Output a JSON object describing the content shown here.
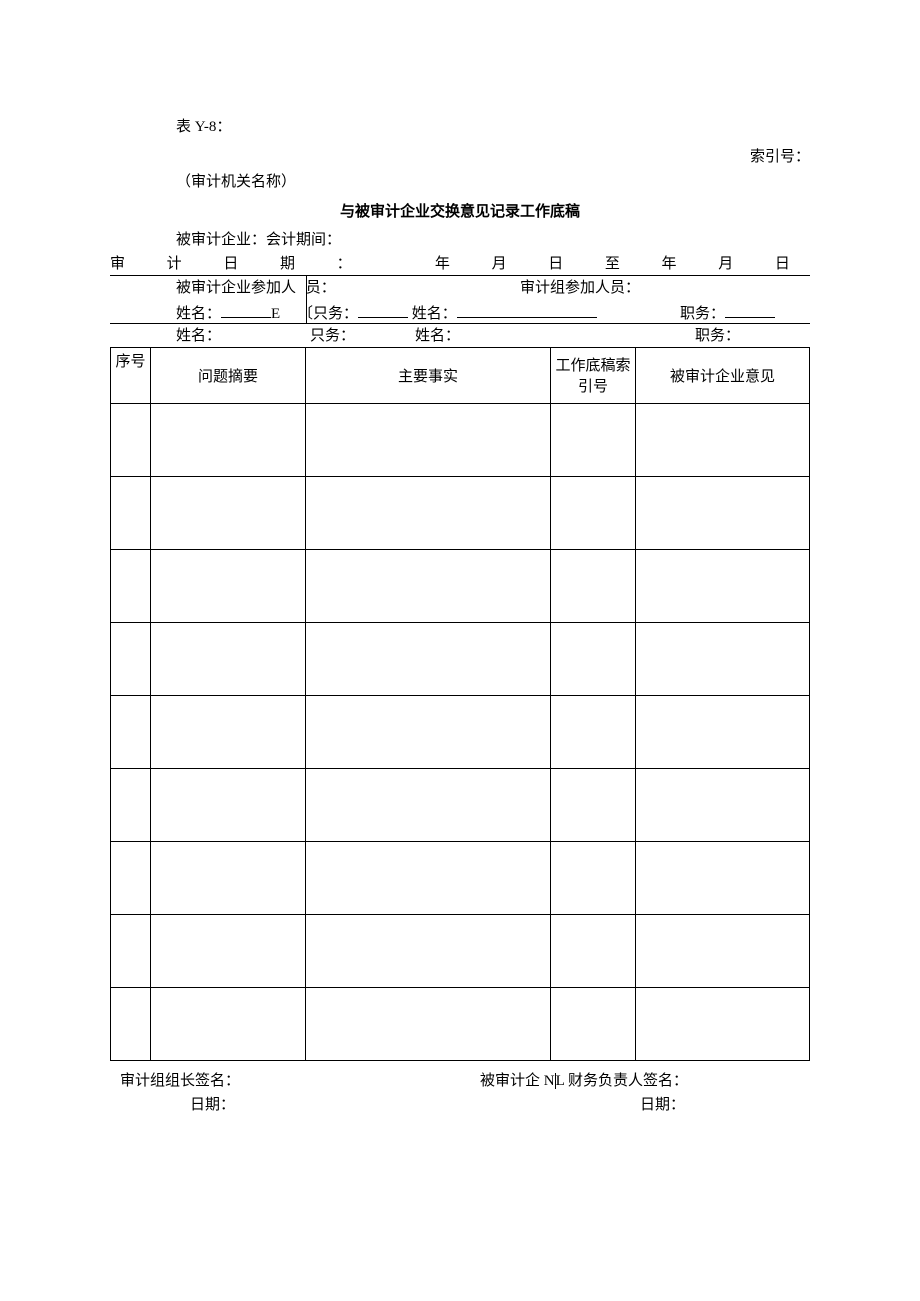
{
  "header": {
    "form_code": "表 Y-8：",
    "index_label": "索引号：",
    "org_name": "（审计机关名称）",
    "title": "与被审计企业交换意见记录工作底稿"
  },
  "meta": {
    "line1a": "被审计企业：",
    "line1b": "会计期间：",
    "audit_date_label_chars": [
      "审",
      "计",
      "日",
      "期",
      "：",
      "",
      "年",
      "月",
      "日",
      "至",
      "年",
      "月",
      "日"
    ],
    "participants_left": "被审计企业参加人",
    "participants_left_suffix": "员：",
    "participants_right": "审计组参加人员：",
    "name_label": "姓名：",
    "duty_label_open": "〔只务：",
    "duty_label": "只务：",
    "duty_label_cn": "职务：",
    "stray_e": "E"
  },
  "table": {
    "headers": {
      "seq": "序号",
      "c1": "问题摘要",
      "c2": "主要事实",
      "c3": "工作底稿索引号",
      "c4": "被审计企业意见"
    },
    "row_count": 9
  },
  "footer": {
    "sig_left": "审计组组长签名：",
    "sig_right_a": "被审计企 N",
    "sig_right_b": "L 财务负责人签名：",
    "date_label": "日期："
  }
}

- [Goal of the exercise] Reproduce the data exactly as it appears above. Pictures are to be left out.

- [Task solution]
Output a JSON object describing the content shown here.
{
  "header": {
    "form_code": "表 Y-8：",
    "index_label": "索引号：",
    "org_name": "（审计机关名称）",
    "title": "与被审计企业交换意见记录工作底稿"
  },
  "meta": {
    "line1a": "被审计企业：",
    "line1b": "会计期间：",
    "audit_date_label_chars": [
      "审",
      "计",
      "日",
      "期",
      "：",
      "",
      "年",
      "月",
      "日",
      "至",
      "年",
      "月",
      "日"
    ],
    "participants_left": "被审计企业参加人",
    "participants_left_suffix": "员：",
    "participants_right": "审计组参加人员：",
    "name_label": "姓名：",
    "duty_label_open": "〔只务：",
    "duty_label": "只务：",
    "duty_label_cn": "职务：",
    "stray_e": "E"
  },
  "table": {
    "headers": {
      "seq": "序号",
      "c1": "问题摘要",
      "c2": "主要事实",
      "c3": "工作底稿索引号",
      "c4": "被审计企业意见"
    },
    "row_count": 9
  },
  "footer": {
    "sig_left": "审计组组长签名：",
    "sig_right_a": "被审计企 N",
    "sig_right_b": "L 财务负责人签名：",
    "date_label": "日期："
  }
}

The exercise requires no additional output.